(Provided data begins)
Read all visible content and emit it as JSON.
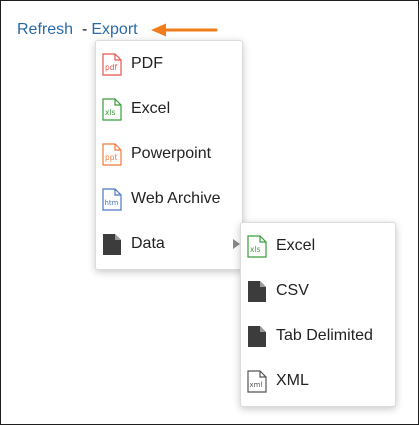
{
  "toolbar": {
    "refresh_label": "Refresh",
    "separator": "-",
    "export_label": "Export"
  },
  "colors": {
    "link": "#2a6aa8",
    "arrow": "#f07c1b",
    "pdf": "#e8554e",
    "xls": "#3a9c3a",
    "ppt": "#ef7a3c",
    "htm": "#4a78c0",
    "doc_dark": "#3c3c3c"
  },
  "export_menu": {
    "items": [
      {
        "label": "PDF",
        "icon": "pdf-file-icon",
        "icon_text": "pdf"
      },
      {
        "label": "Excel",
        "icon": "excel-file-icon",
        "icon_text": "xls"
      },
      {
        "label": "Powerpoint",
        "icon": "powerpoint-file-icon",
        "icon_text": "ppt"
      },
      {
        "label": "Web Archive",
        "icon": "web-archive-file-icon",
        "icon_text": "htm"
      },
      {
        "label": "Data",
        "icon": "data-file-icon",
        "has_submenu": true
      }
    ]
  },
  "data_submenu": {
    "items": [
      {
        "label": "Excel",
        "icon": "excel-file-icon",
        "icon_text": "xls"
      },
      {
        "label": "CSV",
        "icon": "csv-file-icon"
      },
      {
        "label": "Tab Delimited",
        "icon": "tab-delimited-file-icon"
      },
      {
        "label": "XML",
        "icon": "xml-file-icon",
        "icon_text": "xml"
      }
    ]
  }
}
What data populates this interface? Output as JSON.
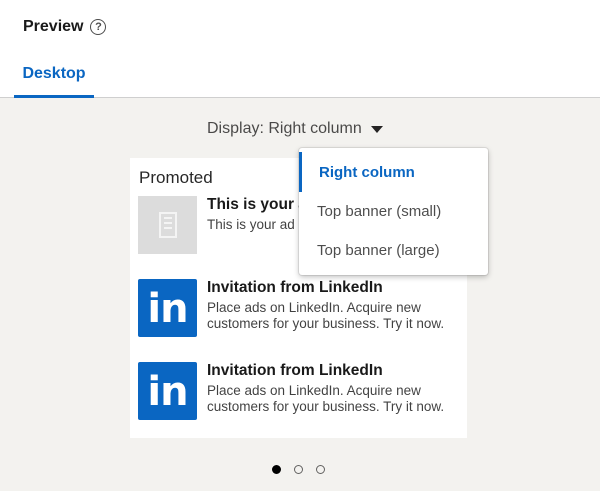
{
  "header": {
    "title": "Preview",
    "help_icon": "question-circle-icon"
  },
  "tabs": [
    {
      "label": "Desktop",
      "active": true
    }
  ],
  "display_select": {
    "label": "Display: Right column",
    "icon": "caret-down-icon"
  },
  "dropdown": {
    "options": [
      {
        "label": "Right column",
        "selected": true
      },
      {
        "label": "Top banner (small)",
        "selected": false
      },
      {
        "label": "Top banner (large)",
        "selected": false
      }
    ]
  },
  "ad_card": {
    "label": "Promoted",
    "items": [
      {
        "headline": "This is your a",
        "body": "This is your ad",
        "logo": "building-placeholder-icon"
      },
      {
        "headline": "Invitation from LinkedIn",
        "body": "Place ads on LinkedIn. Acquire new customers for your business. Try it now.",
        "logo": "linkedin-logo-icon"
      },
      {
        "headline": "Invitation from LinkedIn",
        "body": "Place ads on LinkedIn. Acquire new customers for your business. Try it now.",
        "logo": "linkedin-logo-icon"
      }
    ],
    "logo_text": "in"
  },
  "pagination": {
    "count": 3,
    "active_index": 0
  },
  "colors": {
    "accent": "#0a66c2",
    "stage_background": "#f3f2ef"
  }
}
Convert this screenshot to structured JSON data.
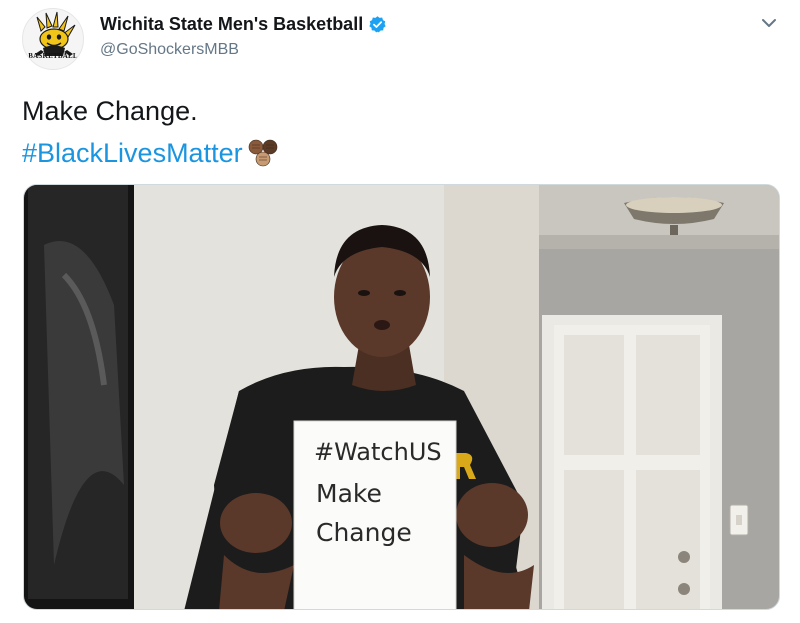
{
  "tweet": {
    "author": {
      "display_name": "Wichita State Men's Basketball",
      "handle": "@GoShockersMBB",
      "verified": true,
      "avatar_text": "BASKETBALL",
      "avatar_icon": "wushock-logo-icon"
    },
    "text_line_1": "Make Change.",
    "text_line_2": "#BlackLivesMatter",
    "hashtag_color": "#1b95e0",
    "emoji": "raised-fists-emoji",
    "menu_icon": "chevron-down-icon",
    "media": {
      "type": "video-still",
      "sign_lines": [
        "#WatchUS",
        "Make",
        "Change"
      ]
    }
  }
}
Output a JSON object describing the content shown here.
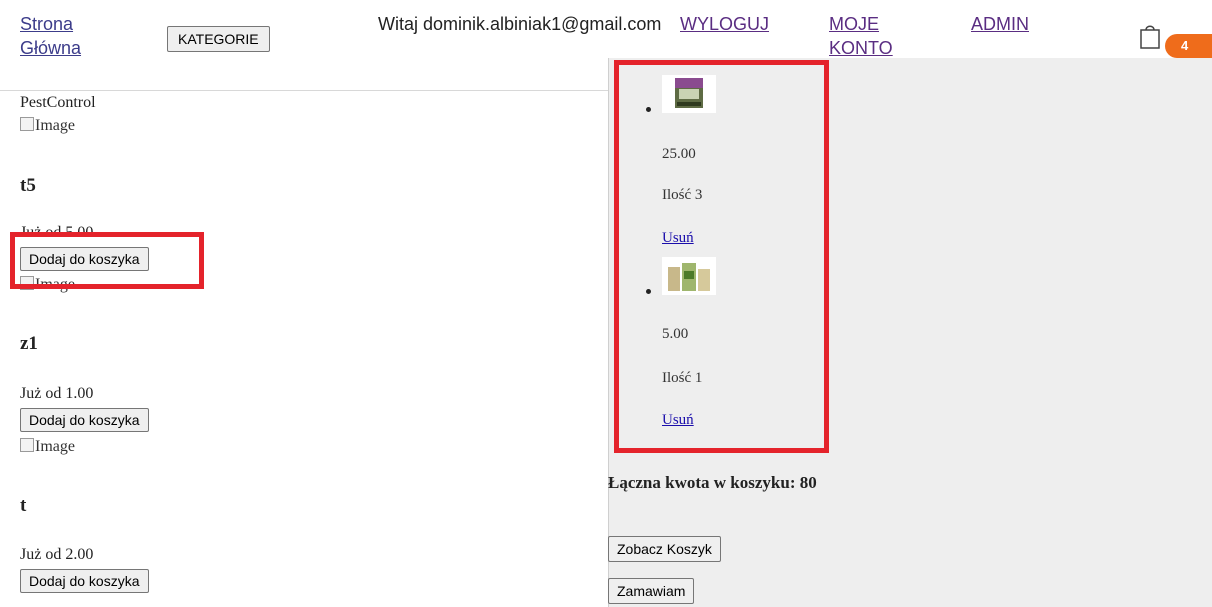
{
  "nav": {
    "home_label": "Strona Główna",
    "categories_label": "KATEGORIE",
    "greeting": "Witaj dominik.albiniak1@gmail.com",
    "logout_label": "WYLOGUJ",
    "account_label": "MOJE KONTO",
    "admin_label": "ADMIN",
    "cart_count": "4"
  },
  "store": {
    "brand": "PestControl",
    "img_alt": "Image",
    "add_label": "Dodaj do koszyka",
    "products": [
      {
        "name": "t5",
        "price": "Już od 5.00"
      },
      {
        "name": "z1",
        "price": "Już od 1.00"
      },
      {
        "name": "t",
        "price": "Już od 2.00"
      }
    ]
  },
  "cart": {
    "items": [
      {
        "price": "25.00",
        "qty": "Ilość 3",
        "remove": "Usuń"
      },
      {
        "price": "5.00",
        "qty": "Ilość 1",
        "remove": "Usuń"
      }
    ],
    "total": "Łączna kwota w koszyku: 80",
    "view_cart_label": "Zobacz Koszyk",
    "order_label": "Zamawiam"
  },
  "colors": {
    "highlight": "#e4232b",
    "badge": "#ef6c1b",
    "link_visited": "#5a2d82"
  }
}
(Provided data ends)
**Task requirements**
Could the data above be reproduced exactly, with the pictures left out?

**Answer for the task**
Read all visible content and emit it as JSON.
{
  "toolbar": {
    "refresh_label": "Refresh",
    "separator": "-",
    "export_label": "Export"
  },
  "colors": {
    "link": "#2a6aa8",
    "arrow": "#f07c1b",
    "pdf": "#e8554e",
    "xls": "#3a9c3a",
    "ppt": "#ef7a3c",
    "htm": "#4a78c0",
    "doc_dark": "#3c3c3c"
  },
  "export_menu": {
    "items": [
      {
        "label": "PDF",
        "icon": "pdf-file-icon",
        "icon_text": "pdf"
      },
      {
        "label": "Excel",
        "icon": "excel-file-icon",
        "icon_text": "xls"
      },
      {
        "label": "Powerpoint",
        "icon": "powerpoint-file-icon",
        "icon_text": "ppt"
      },
      {
        "label": "Web Archive",
        "icon": "web-archive-file-icon",
        "icon_text": "htm"
      },
      {
        "label": "Data",
        "icon": "data-file-icon",
        "has_submenu": true
      }
    ]
  },
  "data_submenu": {
    "items": [
      {
        "label": "Excel",
        "icon": "excel-file-icon",
        "icon_text": "xls"
      },
      {
        "label": "CSV",
        "icon": "csv-file-icon"
      },
      {
        "label": "Tab Delimited",
        "icon": "tab-delimited-file-icon"
      },
      {
        "label": "XML",
        "icon": "xml-file-icon",
        "icon_text": "xml"
      }
    ]
  }
}
What data populates this interface? Output as JSON.
{
  "header": {
    "title": "Preview",
    "help_icon": "question-circle-icon"
  },
  "tabs": [
    {
      "label": "Desktop",
      "active": true
    }
  ],
  "display_select": {
    "label": "Display: Right column",
    "icon": "caret-down-icon"
  },
  "dropdown": {
    "options": [
      {
        "label": "Right column",
        "selected": true
      },
      {
        "label": "Top banner (small)",
        "selected": false
      },
      {
        "label": "Top banner (large)",
        "selected": false
      }
    ]
  },
  "ad_card": {
    "label": "Promoted",
    "items": [
      {
        "headline": "This is your a",
        "body": "This is your ad",
        "logo": "building-placeholder-icon"
      },
      {
        "headline": "Invitation from LinkedIn",
        "body": "Place ads on LinkedIn. Acquire new customers for your business. Try it now.",
        "logo": "linkedin-logo-icon"
      },
      {
        "headline": "Invitation from LinkedIn",
        "body": "Place ads on LinkedIn. Acquire new customers for your business. Try it now.",
        "logo": "linkedin-logo-icon"
      }
    ],
    "logo_text": "in"
  },
  "pagination": {
    "count": 3,
    "active_index": 0
  },
  "colors": {
    "accent": "#0a66c2",
    "stage_background": "#f3f2ef"
  }
}
Convert this screenshot to structured JSON data.
{
  "tweet": {
    "author": {
      "display_name": "Wichita State Men's Basketball",
      "handle": "@GoShockersMBB",
      "verified": true,
      "avatar_text": "BASKETBALL",
      "avatar_icon": "wushock-logo-icon"
    },
    "text_line_1": "Make Change.",
    "text_line_2": "#BlackLivesMatter",
    "hashtag_color": "#1b95e0",
    "emoji": "raised-fists-emoji",
    "menu_icon": "chevron-down-icon",
    "media": {
      "type": "video-still",
      "sign_lines": [
        "#WatchUS",
        "Make",
        "Change"
      ]
    }
  }
}
Output a JSON object describing the content shown here.
{
  "nav": {
    "home_label": "Strona Główna",
    "categories_label": "KATEGORIE",
    "greeting": "Witaj dominik.albiniak1@gmail.com",
    "logout_label": "WYLOGUJ",
    "account_label": "MOJE KONTO",
    "admin_label": "ADMIN",
    "cart_count": "4"
  },
  "store": {
    "brand": "PestControl",
    "img_alt": "Image",
    "add_label": "Dodaj do koszyka",
    "products": [
      {
        "name": "t5",
        "price": "Już od 5.00"
      },
      {
        "name": "z1",
        "price": "Już od 1.00"
      },
      {
        "name": "t",
        "price": "Już od 2.00"
      }
    ]
  },
  "cart": {
    "items": [
      {
        "price": "25.00",
        "qty": "Ilość 3",
        "remove": "Usuń"
      },
      {
        "price": "5.00",
        "qty": "Ilość 1",
        "remove": "Usuń"
      }
    ],
    "total": "Łączna kwota w koszyku: 80",
    "view_cart_label": "Zobacz Koszyk",
    "order_label": "Zamawiam"
  },
  "colors": {
    "highlight": "#e4232b",
    "badge": "#ef6c1b",
    "link_visited": "#5a2d82"
  }
}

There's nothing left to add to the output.